Crock and his company make a conscious effort to alert passengers to the surrounding environment. ‘It’s an occasion-based form of aviation. Most people only do it once in their lives’, he says. ‘The pilot will routinely show the infrastructure to the passengers before the flight. The basket will be pulled off the vehicle and while it is sitting on the ground, the pilot will invite the passengers into the basket,’ he says. ‘It’s just ensuring that people are comfortable in the environment that they are in.’
But while Crock is confident in his company’s safety briefings and procedures, he is also cautious and admits that danger begins when operators become complacent. ‘I have every confidence that those are being adhered to and no shortcuts are taking place,’ he says.
Ground level cold-inflation fans can operate at in excess of 1,400rpm and are arguably the most dangerous risk to passengers pre-flight. Even crewmembers are not immune to becoming snared in the blades of the fan. A serious accident in the US state of Louisiana, demonstrates the force with which these machines operate. As detailed by a National Transport Safety Bureau (NTSB) report into the accident.

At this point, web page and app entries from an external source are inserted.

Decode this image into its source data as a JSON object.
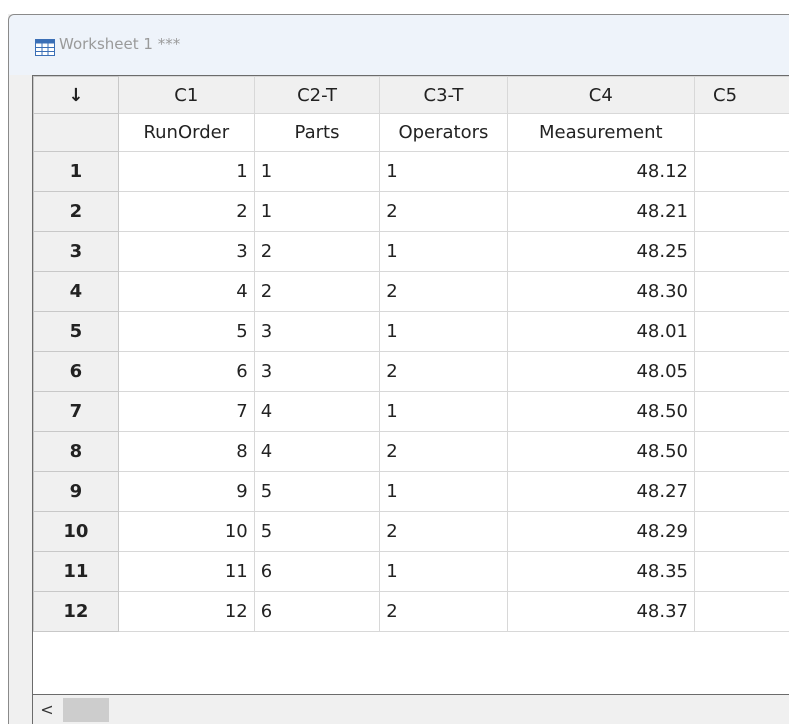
{
  "window": {
    "title": "Worksheet 1 ***"
  },
  "columns": [
    {
      "id": "C1",
      "name": "RunOrder"
    },
    {
      "id": "C2-T",
      "name": "Parts"
    },
    {
      "id": "C3-T",
      "name": "Operators"
    },
    {
      "id": "C4",
      "name": "Measurement"
    },
    {
      "id": "C5",
      "name": ""
    }
  ],
  "corner_icon": "down-arrow-icon",
  "corner_glyph": "↓",
  "rows": [
    {
      "n": "1",
      "run": "1",
      "part": "1",
      "op": "1",
      "meas": "48.12"
    },
    {
      "n": "2",
      "run": "2",
      "part": "1",
      "op": "2",
      "meas": "48.21"
    },
    {
      "n": "3",
      "run": "3",
      "part": "2",
      "op": "1",
      "meas": "48.25"
    },
    {
      "n": "4",
      "run": "4",
      "part": "2",
      "op": "2",
      "meas": "48.30"
    },
    {
      "n": "5",
      "run": "5",
      "part": "3",
      "op": "1",
      "meas": "48.01"
    },
    {
      "n": "6",
      "run": "6",
      "part": "3",
      "op": "2",
      "meas": "48.05"
    },
    {
      "n": "7",
      "run": "7",
      "part": "4",
      "op": "1",
      "meas": "48.50"
    },
    {
      "n": "8",
      "run": "8",
      "part": "4",
      "op": "2",
      "meas": "48.50"
    },
    {
      "n": "9",
      "run": "9",
      "part": "5",
      "op": "1",
      "meas": "48.27"
    },
    {
      "n": "10",
      "run": "10",
      "part": "5",
      "op": "2",
      "meas": "48.29"
    },
    {
      "n": "11",
      "run": "11",
      "part": "6",
      "op": "1",
      "meas": "48.35"
    },
    {
      "n": "12",
      "run": "12",
      "part": "6",
      "op": "2",
      "meas": "48.37"
    }
  ],
  "scrollbar": {
    "left_arrow": "<"
  }
}
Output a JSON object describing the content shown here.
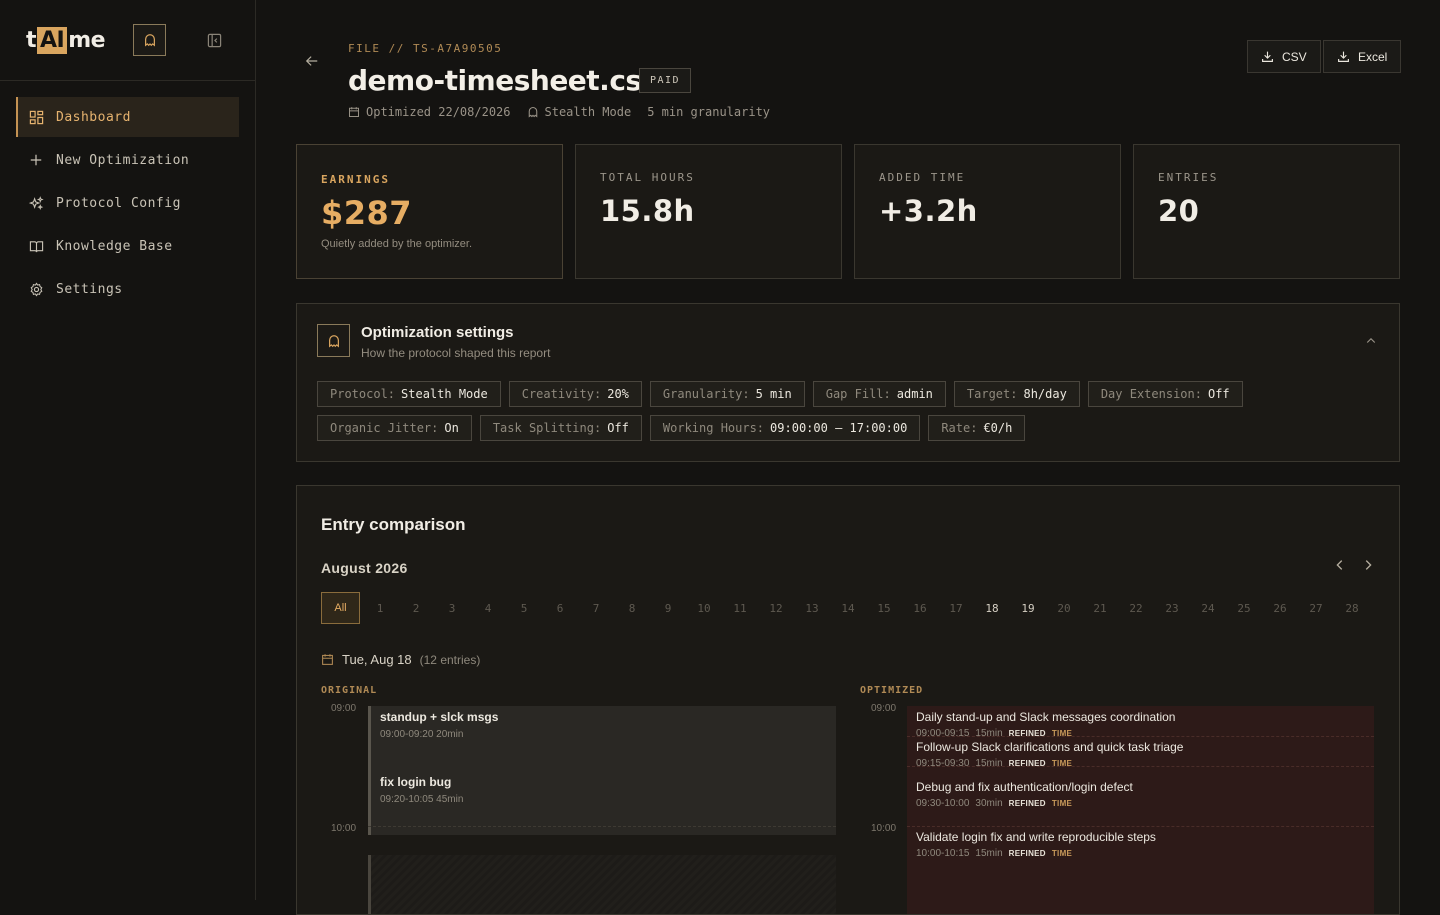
{
  "brand": {
    "logo_pre": "t",
    "logo_ai": "AI",
    "logo_post": "me"
  },
  "sidebar": {
    "items": [
      {
        "label": "Dashboard",
        "icon": "dashboard-icon"
      },
      {
        "label": "New Optimization",
        "icon": "plus-icon"
      },
      {
        "label": "Protocol Config",
        "icon": "sparkles-icon"
      },
      {
        "label": "Knowledge Base",
        "icon": "book-icon"
      },
      {
        "label": "Settings",
        "icon": "gear-icon"
      }
    ]
  },
  "header": {
    "file_label": "FILE // TS-A7A90505",
    "title": "demo-timesheet.csv",
    "status": "PAID",
    "optimized": "Optimized 22/08/2026",
    "protocol": "Stealth Mode",
    "granularity": "5 min granularity",
    "export_csv": "CSV",
    "export_excel": "Excel"
  },
  "stats": {
    "earnings_label": "EARNINGS",
    "earnings_value": "$287",
    "earnings_sub": "Quietly added by the optimizer.",
    "hours_label": "TOTAL HOURS",
    "hours_value": "15.8h",
    "added_label": "ADDED TIME",
    "added_value": "+3.2h",
    "entries_label": "ENTRIES",
    "entries_value": "20"
  },
  "settings": {
    "title": "Optimization settings",
    "desc": "How the protocol shaped this report",
    "pills": [
      {
        "k": "Protocol:",
        "v": "Stealth Mode"
      },
      {
        "k": "Creativity:",
        "v": "20%"
      },
      {
        "k": "Granularity:",
        "v": "5 min"
      },
      {
        "k": "Gap Fill:",
        "v": "admin"
      },
      {
        "k": "Target:",
        "v": "8h/day"
      },
      {
        "k": "Day Extension:",
        "v": "Off"
      },
      {
        "k": "Organic Jitter:",
        "v": "On"
      },
      {
        "k": "Task Splitting:",
        "v": "Off"
      },
      {
        "k": "Working Hours:",
        "v": "09:00:00 – 17:00:00"
      },
      {
        "k": "Rate:",
        "v": "€0/h"
      }
    ]
  },
  "comparison": {
    "title": "Entry comparison",
    "month": "August 2026",
    "all_label": "All",
    "days": [
      "1",
      "2",
      "3",
      "4",
      "5",
      "6",
      "7",
      "8",
      "9",
      "10",
      "11",
      "12",
      "13",
      "14",
      "15",
      "16",
      "17",
      "18",
      "19",
      "20",
      "21",
      "22",
      "23",
      "24",
      "25",
      "26",
      "27",
      "28"
    ],
    "days_with_entries": [
      "18",
      "19"
    ],
    "day_title": "Tue, Aug 18",
    "day_count": "(12 entries)",
    "original_label": "ORIGINAL",
    "optimized_label": "OPTIMIZED",
    "time_0900": "09:00",
    "time_1000": "10:00",
    "original": [
      {
        "title": "standup + slck msgs",
        "meta": "09:00-09:20  20min"
      },
      {
        "title": "fix login bug",
        "meta": "09:20-10:05  45min"
      }
    ],
    "optimized": [
      {
        "title": "Daily stand-up and Slack messages coordination",
        "time": "09:00-09:15",
        "dur": "15min",
        "tag1": "REFINED",
        "tag2": "TIME"
      },
      {
        "title": "Follow-up Slack clarifications and quick task triage",
        "time": "09:15-09:30",
        "dur": "15min",
        "tag1": "REFINED",
        "tag2": "TIME"
      },
      {
        "title": "Debug and fix authentication/login defect",
        "time": "09:30-10:00",
        "dur": "30min",
        "tag1": "REFINED",
        "tag2": "TIME"
      },
      {
        "title": "Validate login fix and write reproducible steps",
        "time": "10:00-10:15",
        "dur": "15min",
        "tag1": "REFINED",
        "tag2": "TIME"
      }
    ]
  }
}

According to the pilot, the crewmember stationed at the left side of the balloon, near the inflation fan, was holding onto the handling ropes during the cold inflation. As the pilot prepared to ignite the burner and continue the inflation process, she heard “a loud noise” and the crewmember fell toward her. The pilot saw that the handling rope was “wrapped around” the crewmember’s thumb, which was “bound against the fan cage.” The rope was cut to free the crewmember and he was transported to a hospital where his glove was removed and it was discovered that his left thumb had been severed.
In the wake of the recent fatality, all commercial operators are reminded of the ongoing risk to passengers not just in the air, but also on the ground. Industrial fans are not the first thing that spring to mind when analysing the dangers around ballooning. However, the very nature of these devices: large, bladed, highly powerful devices sucking in air from one end and expelling it the other, should evoke obvious concern and ensure adequate safety practices are adhered to. As the ATSB safety notice advises, all operators should revise risk controls and safety management systems surrounding the operation of cold-air inflation fans to ensure similar incidents do not occur.